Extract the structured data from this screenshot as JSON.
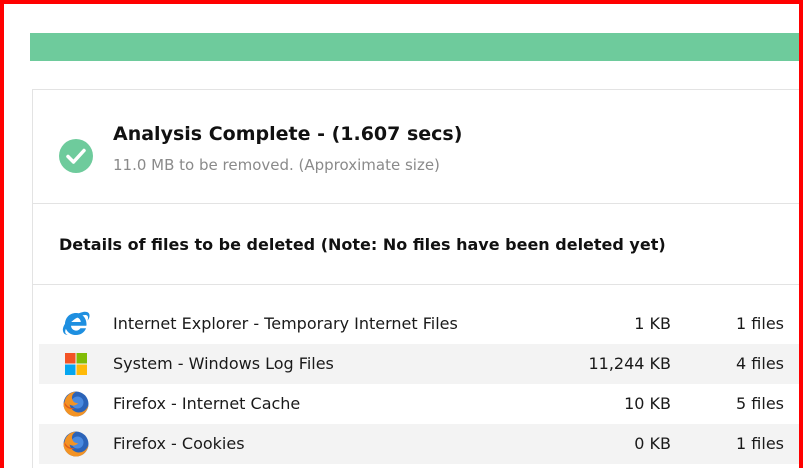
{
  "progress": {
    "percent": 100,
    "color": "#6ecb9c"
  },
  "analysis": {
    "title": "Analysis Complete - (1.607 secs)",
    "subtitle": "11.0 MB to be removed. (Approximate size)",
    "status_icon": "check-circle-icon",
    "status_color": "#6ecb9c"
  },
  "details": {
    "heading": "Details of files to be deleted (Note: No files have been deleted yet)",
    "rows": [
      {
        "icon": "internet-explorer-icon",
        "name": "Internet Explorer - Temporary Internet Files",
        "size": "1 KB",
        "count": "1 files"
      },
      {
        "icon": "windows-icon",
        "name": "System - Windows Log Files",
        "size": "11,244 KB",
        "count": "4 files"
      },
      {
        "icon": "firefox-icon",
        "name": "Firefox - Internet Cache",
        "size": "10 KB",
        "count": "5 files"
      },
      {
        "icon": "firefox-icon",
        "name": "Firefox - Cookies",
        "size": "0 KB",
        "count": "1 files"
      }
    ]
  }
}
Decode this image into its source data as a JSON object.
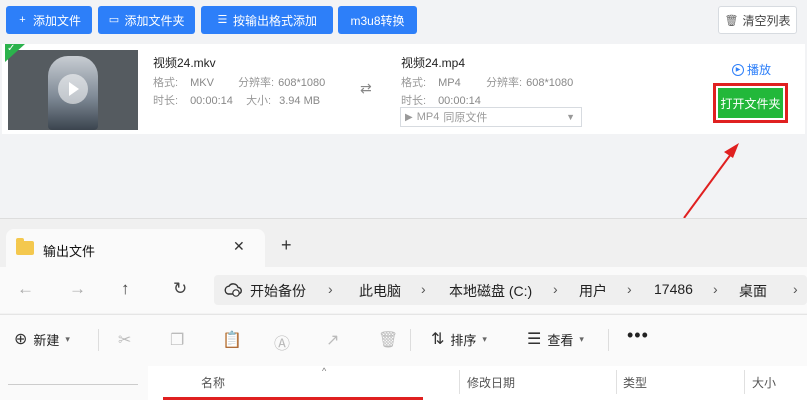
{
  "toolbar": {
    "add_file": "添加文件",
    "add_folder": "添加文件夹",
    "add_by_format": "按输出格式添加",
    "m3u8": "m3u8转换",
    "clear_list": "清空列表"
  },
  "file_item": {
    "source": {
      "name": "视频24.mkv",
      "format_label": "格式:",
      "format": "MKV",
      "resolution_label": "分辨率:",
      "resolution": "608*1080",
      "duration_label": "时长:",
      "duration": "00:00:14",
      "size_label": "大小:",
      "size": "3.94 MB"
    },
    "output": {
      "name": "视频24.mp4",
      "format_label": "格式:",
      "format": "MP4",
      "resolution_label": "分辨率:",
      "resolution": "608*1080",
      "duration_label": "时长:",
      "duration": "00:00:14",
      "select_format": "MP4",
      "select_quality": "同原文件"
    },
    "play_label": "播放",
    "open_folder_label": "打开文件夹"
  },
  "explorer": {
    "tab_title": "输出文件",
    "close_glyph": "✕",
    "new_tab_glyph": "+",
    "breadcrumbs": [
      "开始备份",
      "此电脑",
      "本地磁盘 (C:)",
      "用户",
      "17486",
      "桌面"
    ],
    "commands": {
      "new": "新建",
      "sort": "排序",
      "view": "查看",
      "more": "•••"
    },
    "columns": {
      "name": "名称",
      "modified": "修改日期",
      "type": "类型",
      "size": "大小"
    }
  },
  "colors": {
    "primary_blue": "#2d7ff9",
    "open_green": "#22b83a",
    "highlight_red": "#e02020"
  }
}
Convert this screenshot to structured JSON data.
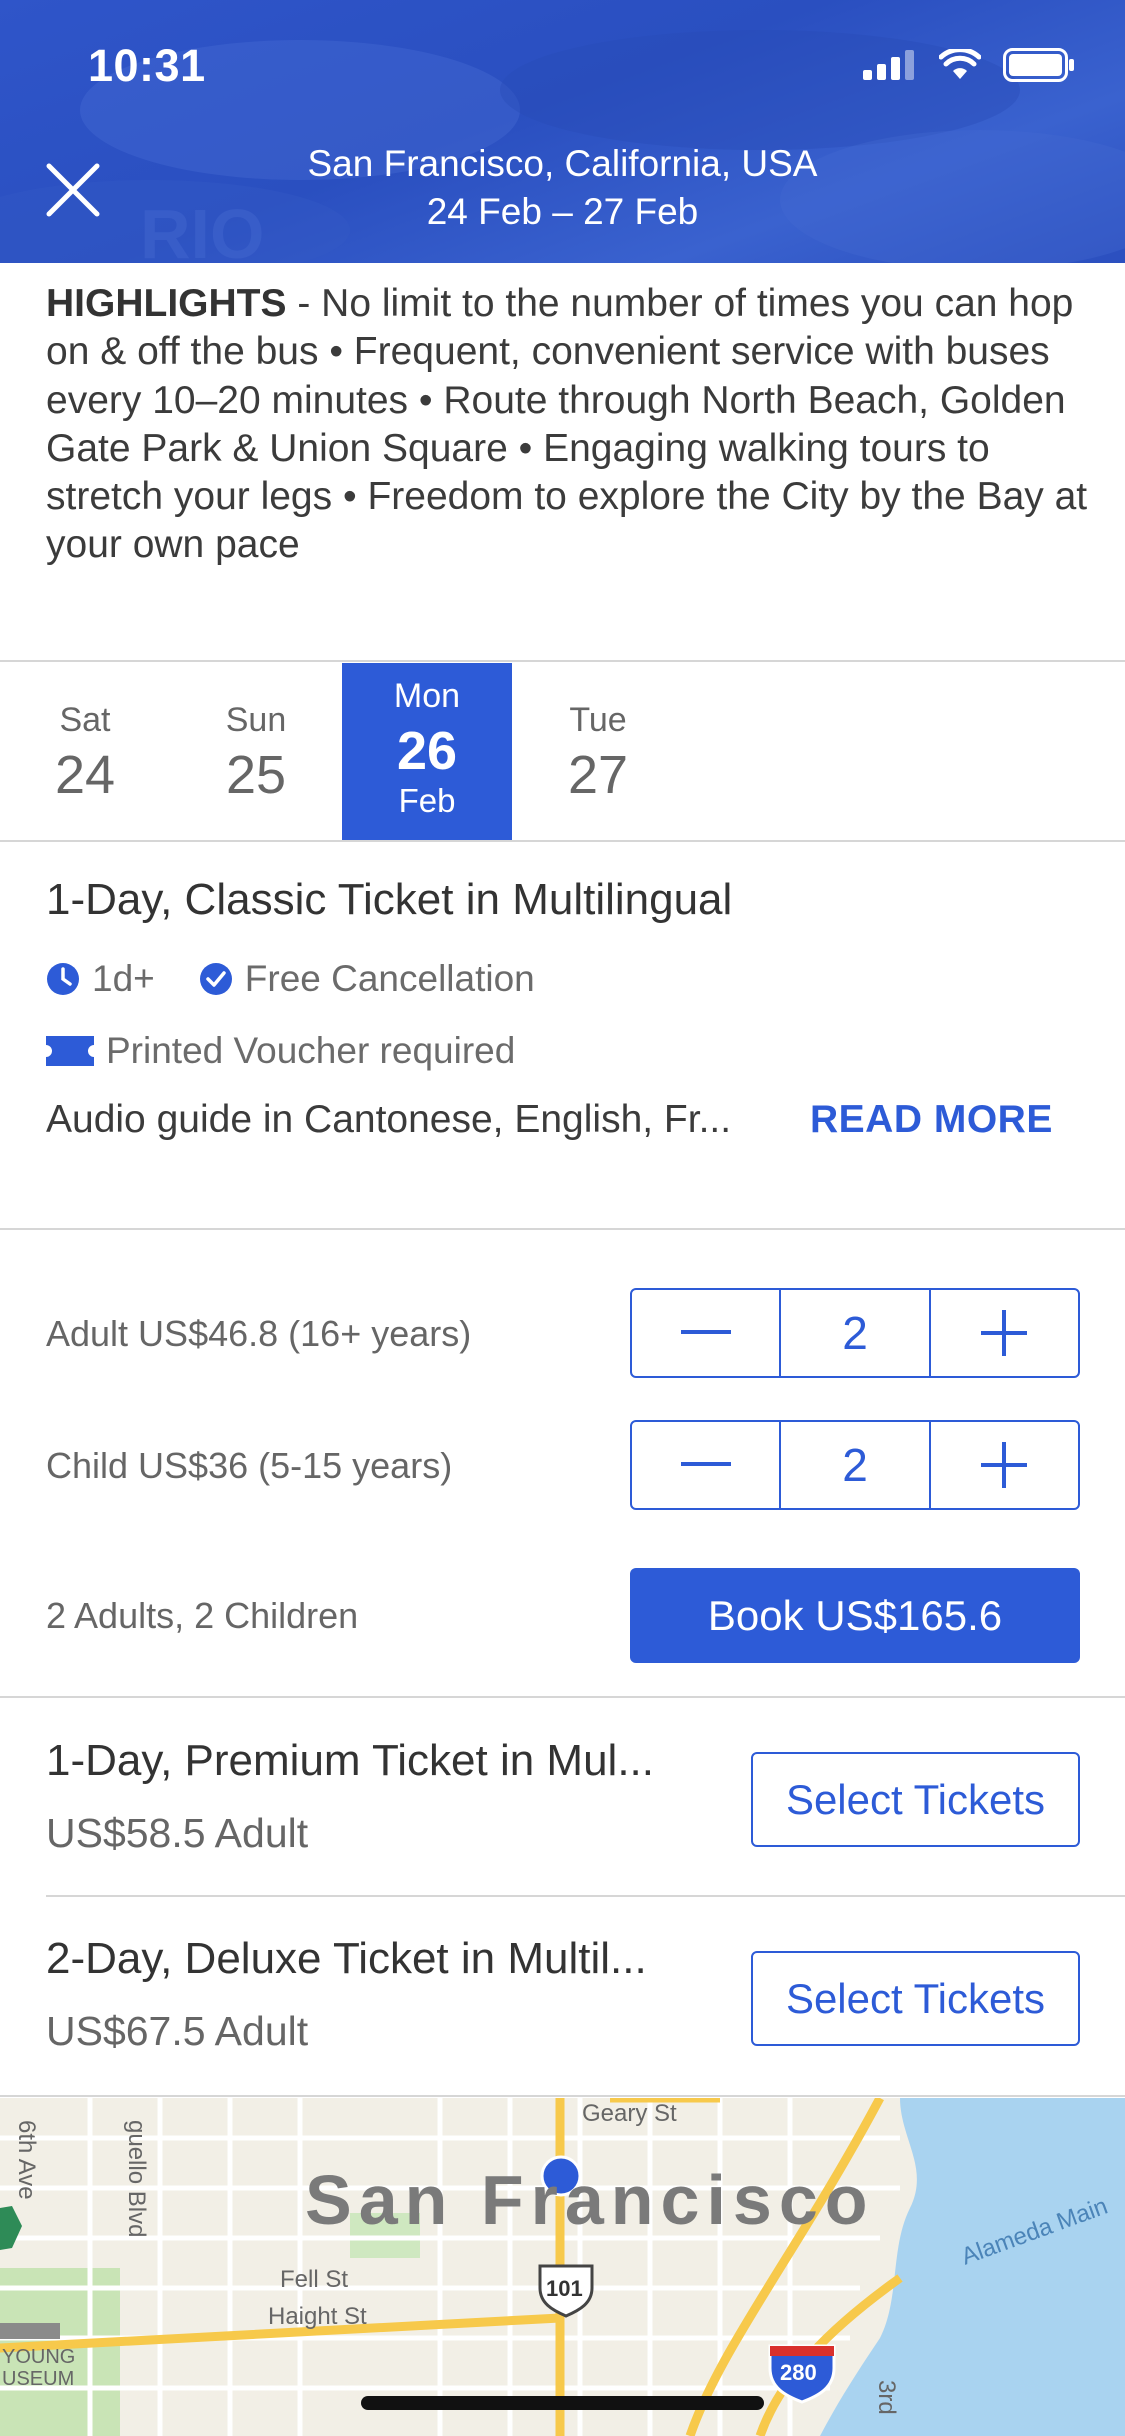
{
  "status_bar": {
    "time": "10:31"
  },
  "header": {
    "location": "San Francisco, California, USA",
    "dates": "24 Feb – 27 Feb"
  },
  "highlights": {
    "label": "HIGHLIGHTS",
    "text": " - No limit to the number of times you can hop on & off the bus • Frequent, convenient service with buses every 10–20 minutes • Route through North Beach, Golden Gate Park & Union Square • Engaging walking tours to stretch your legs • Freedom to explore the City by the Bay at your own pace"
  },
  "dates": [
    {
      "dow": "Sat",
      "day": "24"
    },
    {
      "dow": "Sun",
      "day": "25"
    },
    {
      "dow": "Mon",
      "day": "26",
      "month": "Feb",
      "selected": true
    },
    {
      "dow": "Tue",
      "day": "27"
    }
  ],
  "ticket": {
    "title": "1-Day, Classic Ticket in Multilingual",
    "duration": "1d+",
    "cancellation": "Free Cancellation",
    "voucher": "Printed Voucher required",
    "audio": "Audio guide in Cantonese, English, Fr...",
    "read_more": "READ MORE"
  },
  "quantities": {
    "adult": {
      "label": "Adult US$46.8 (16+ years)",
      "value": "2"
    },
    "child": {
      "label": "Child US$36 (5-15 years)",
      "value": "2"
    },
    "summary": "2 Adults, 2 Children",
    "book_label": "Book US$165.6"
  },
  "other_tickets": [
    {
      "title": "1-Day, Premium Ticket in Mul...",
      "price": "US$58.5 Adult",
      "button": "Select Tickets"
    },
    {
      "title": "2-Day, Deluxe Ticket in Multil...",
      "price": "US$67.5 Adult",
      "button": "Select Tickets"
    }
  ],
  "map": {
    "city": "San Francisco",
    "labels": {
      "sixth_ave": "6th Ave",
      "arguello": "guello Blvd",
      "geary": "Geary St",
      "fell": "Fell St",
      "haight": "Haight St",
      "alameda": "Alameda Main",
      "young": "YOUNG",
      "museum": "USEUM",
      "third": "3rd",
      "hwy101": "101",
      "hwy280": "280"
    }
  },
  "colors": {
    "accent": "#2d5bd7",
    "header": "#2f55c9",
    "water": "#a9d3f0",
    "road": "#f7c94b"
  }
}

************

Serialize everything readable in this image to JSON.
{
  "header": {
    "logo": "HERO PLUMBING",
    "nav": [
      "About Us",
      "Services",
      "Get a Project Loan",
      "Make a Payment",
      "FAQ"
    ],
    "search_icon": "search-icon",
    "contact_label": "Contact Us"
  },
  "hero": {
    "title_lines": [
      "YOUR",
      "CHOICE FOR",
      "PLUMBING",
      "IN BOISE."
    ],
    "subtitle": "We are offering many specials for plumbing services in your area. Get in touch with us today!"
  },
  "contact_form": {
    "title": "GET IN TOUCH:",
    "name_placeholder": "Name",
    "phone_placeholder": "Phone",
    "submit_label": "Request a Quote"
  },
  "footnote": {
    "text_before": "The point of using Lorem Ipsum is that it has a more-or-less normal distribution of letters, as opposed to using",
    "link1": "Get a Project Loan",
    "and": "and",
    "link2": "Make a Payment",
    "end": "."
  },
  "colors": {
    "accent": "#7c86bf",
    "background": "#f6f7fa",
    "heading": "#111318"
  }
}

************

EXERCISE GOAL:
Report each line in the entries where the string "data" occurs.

REPLY TO THE TASK:
Extract the structured data from this screenshot as JSON.
Decode this image into its source data as a JSON object.
Convert this screenshot to structured JSON data.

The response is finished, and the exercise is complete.